## WHAT THE EXERCISE ASKS
In the entries below, every line that contains "cases" must be located and copied.

[App and web page records]
------------------------------------

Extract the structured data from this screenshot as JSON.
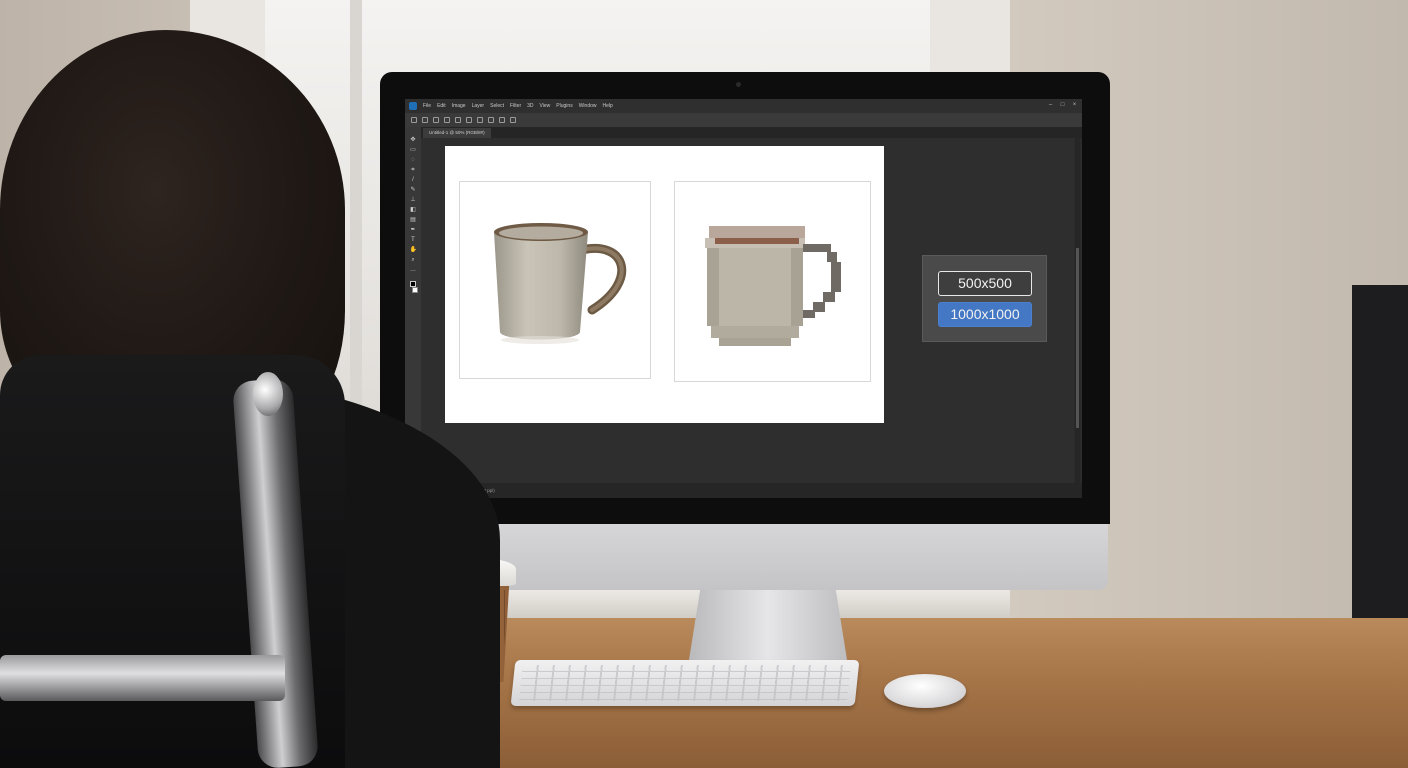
{
  "scene": "person at desk editing image",
  "app": {
    "menu": [
      "File",
      "Edit",
      "Image",
      "Layer",
      "Select",
      "Filter",
      "3D",
      "View",
      "Plugins",
      "Window",
      "Help"
    ],
    "document_tab": "Untitled-1 @ 50% (RGB/8#)",
    "statusbar_left": "50%",
    "statusbar_right": "1000 px x 500 px (72 ppi)"
  },
  "size_options": {
    "option_small": "500x500",
    "option_large": "1000x1000",
    "selected": "1000x1000"
  },
  "colors": {
    "selected_button": "#4478c4",
    "workspace": "#2e2e2e"
  },
  "icons": {
    "toolbar": [
      "move-icon",
      "marquee-icon",
      "lasso-icon",
      "crop-icon",
      "eyedropper-icon",
      "brush-icon",
      "stamp-icon",
      "eraser-icon",
      "gradient-icon",
      "pen-icon",
      "type-icon",
      "hand-icon",
      "zoom-icon"
    ]
  }
}
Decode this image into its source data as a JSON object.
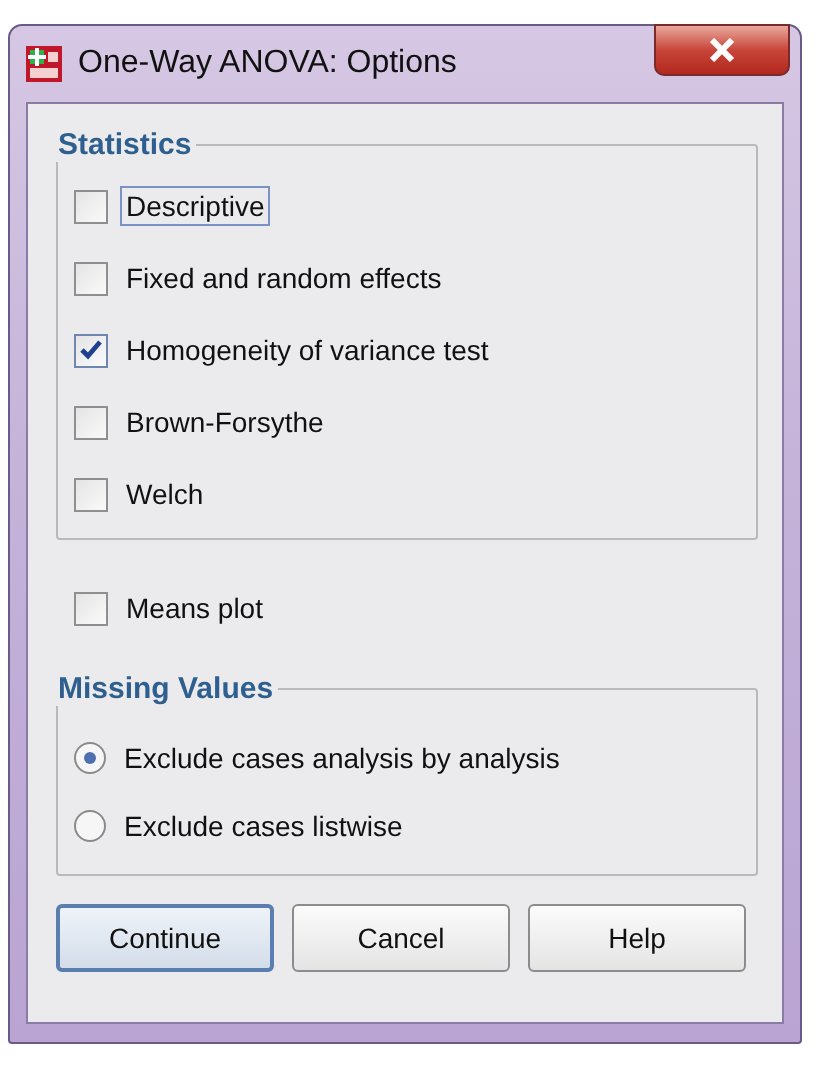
{
  "window": {
    "title": "One-Way ANOVA: Options"
  },
  "statistics": {
    "title": "Statistics",
    "options": [
      {
        "label": "Descriptive",
        "checked": false,
        "focused": true
      },
      {
        "label": "Fixed and random effects",
        "checked": false,
        "focused": false
      },
      {
        "label": "Homogeneity of variance test",
        "checked": true,
        "focused": false
      },
      {
        "label": "Brown-Forsythe",
        "checked": false,
        "focused": false
      },
      {
        "label": "Welch",
        "checked": false,
        "focused": false
      }
    ]
  },
  "means_plot": {
    "label": "Means plot",
    "checked": false
  },
  "missing_values": {
    "title": "Missing Values",
    "options": [
      {
        "label": "Exclude cases analysis by analysis",
        "selected": true
      },
      {
        "label": "Exclude cases listwise",
        "selected": false
      }
    ]
  },
  "buttons": [
    {
      "label": "Continue",
      "default": true
    },
    {
      "label": "Cancel",
      "default": false
    },
    {
      "label": "Help",
      "default": false
    }
  ]
}
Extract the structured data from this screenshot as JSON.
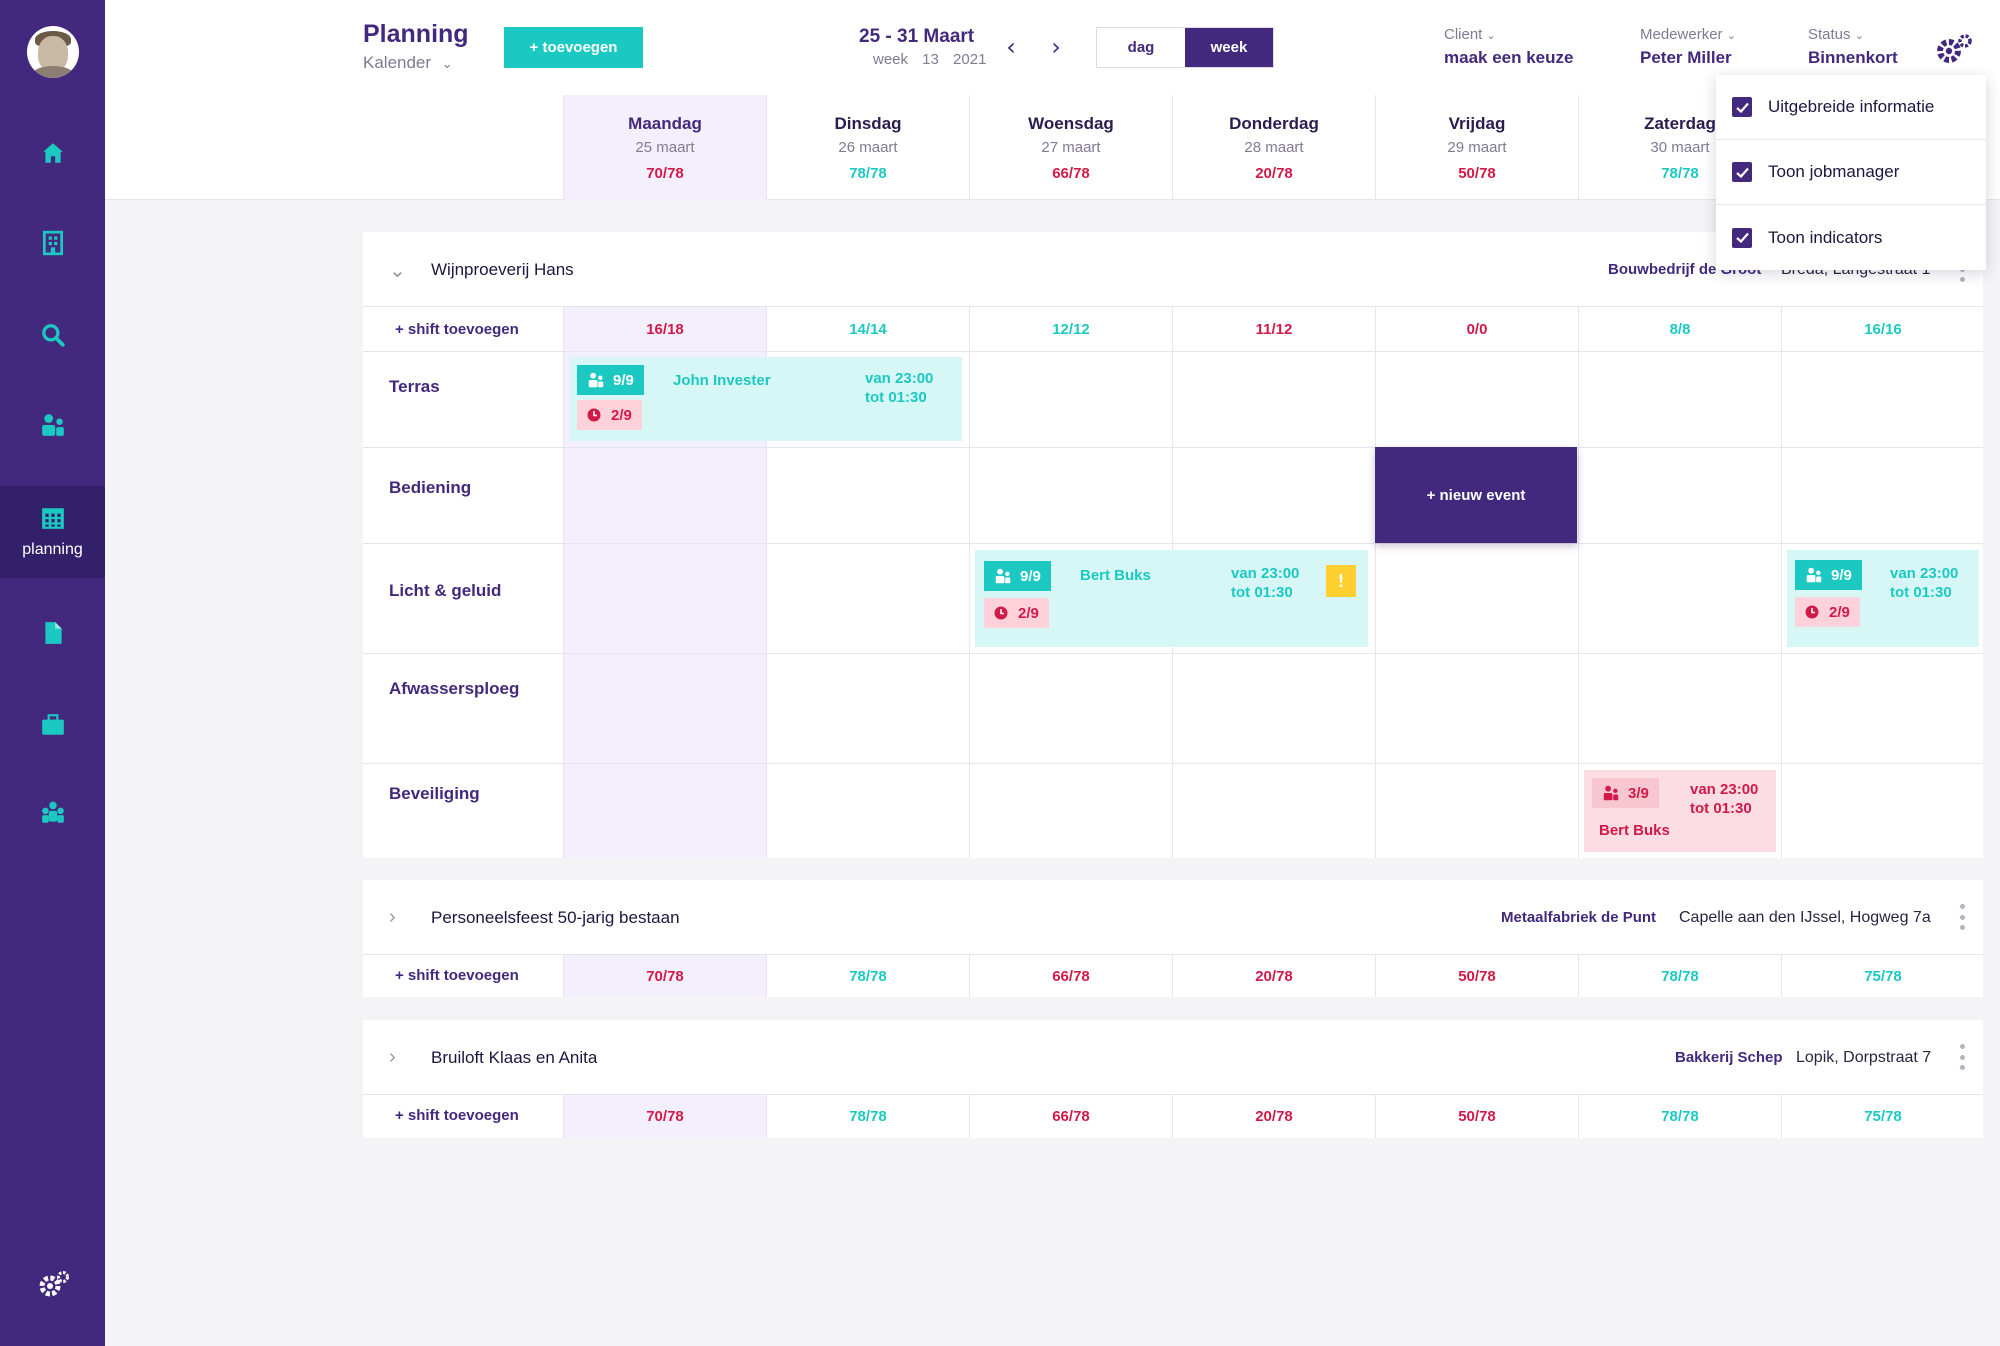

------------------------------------

## TASK OUTPUT
        "label": "Exclude cases analysis by analysis",
        "label": "Exclude cases listwise",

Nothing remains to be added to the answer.